The NDS hacking campaign ended up changing the distribution of money, and power, all around the world, more dramatically than any British Intelligence operation in the same period, or frankly, since the Second World War. Moreover, it's a much narrower field, in which Mr Williams must have seemed much more important than he did in the general run of national intelligence.
And, strangely, it changed that distribution of money and power conclusively in favour of News Corporation and its many subsidiaries.

And because Mr Williams also appeared to be the only one in that field not eager to accept large amounts of cash to perform extremely dodgy actions, he might well have seemed to be dangerous, especially when some of the key players found themselves increasingly under suspicion for other crimes and cover-ups. (In reality, it was a German hacker who'd been quite happy to take their money, who was equally happy to betray all that they had done, to the BBC.)

Isn't it strange that by taking a completely different journey, Medawar finds himself looking once again at a Chief Superintendent who left the Metropolitan Police Service in 1996?

More emerges about NDS and the global political and economic impact of its multiple illegal hacking campaigns. See this link. Interestingly, this particular newspaper started to investigate the issue four years ago, which means that Mr Williams was murdered about the same time that Ray Adams might have realized the game could be up.


Anonymous said...

For all of the reasons that you've explained, your explanation sounds far more reasonable and rational than the rather absurd explanations currently circulating.

Corruption in high places. It's time it ended so that a young and dedicated man can receive justice.

Anonymous said...

Hopefully, the Coroner will be allowed to see the recruitment details for Mr Williams, even if these cannot be read out in open court.

The intriguing possibility is that, Adams might even have recommended him for recruitment to GCHQ: if he was recruiting hackers and found one unwilling to break the law, recommending him to GCHQ would allow him to pretend the hacking approach was a "test". Williams would have been an excellent choice for the work in any case, and a former head of criminal intelligence at the Metropolitan Police would be trusted by intelligence services.

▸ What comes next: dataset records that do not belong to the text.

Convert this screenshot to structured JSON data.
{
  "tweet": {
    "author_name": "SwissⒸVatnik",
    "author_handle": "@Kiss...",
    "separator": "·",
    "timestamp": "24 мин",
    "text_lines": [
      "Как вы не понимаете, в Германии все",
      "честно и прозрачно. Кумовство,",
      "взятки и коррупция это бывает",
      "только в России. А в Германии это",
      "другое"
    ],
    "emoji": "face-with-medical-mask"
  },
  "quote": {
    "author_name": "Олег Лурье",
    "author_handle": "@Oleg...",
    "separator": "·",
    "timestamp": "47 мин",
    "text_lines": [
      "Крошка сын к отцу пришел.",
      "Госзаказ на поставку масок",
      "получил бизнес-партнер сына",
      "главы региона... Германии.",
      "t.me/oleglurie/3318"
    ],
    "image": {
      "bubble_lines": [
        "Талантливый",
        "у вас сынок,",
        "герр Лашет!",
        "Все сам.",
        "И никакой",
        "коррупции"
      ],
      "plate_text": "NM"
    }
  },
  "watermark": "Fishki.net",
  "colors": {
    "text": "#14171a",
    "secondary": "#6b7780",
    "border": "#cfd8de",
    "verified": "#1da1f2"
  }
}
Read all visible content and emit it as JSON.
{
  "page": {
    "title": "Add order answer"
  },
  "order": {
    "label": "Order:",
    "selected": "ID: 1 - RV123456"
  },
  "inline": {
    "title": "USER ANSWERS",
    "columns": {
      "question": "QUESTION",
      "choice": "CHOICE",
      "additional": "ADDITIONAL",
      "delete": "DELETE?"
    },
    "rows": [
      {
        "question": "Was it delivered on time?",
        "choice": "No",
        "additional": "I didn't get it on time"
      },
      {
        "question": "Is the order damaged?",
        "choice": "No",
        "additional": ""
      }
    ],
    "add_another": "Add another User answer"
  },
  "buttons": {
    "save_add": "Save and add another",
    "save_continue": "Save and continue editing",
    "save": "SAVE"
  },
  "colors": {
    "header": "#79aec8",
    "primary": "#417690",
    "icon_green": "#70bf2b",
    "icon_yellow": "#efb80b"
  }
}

Which is, of course, the problem, not just with the Williams case, but with perhaps dozens of others.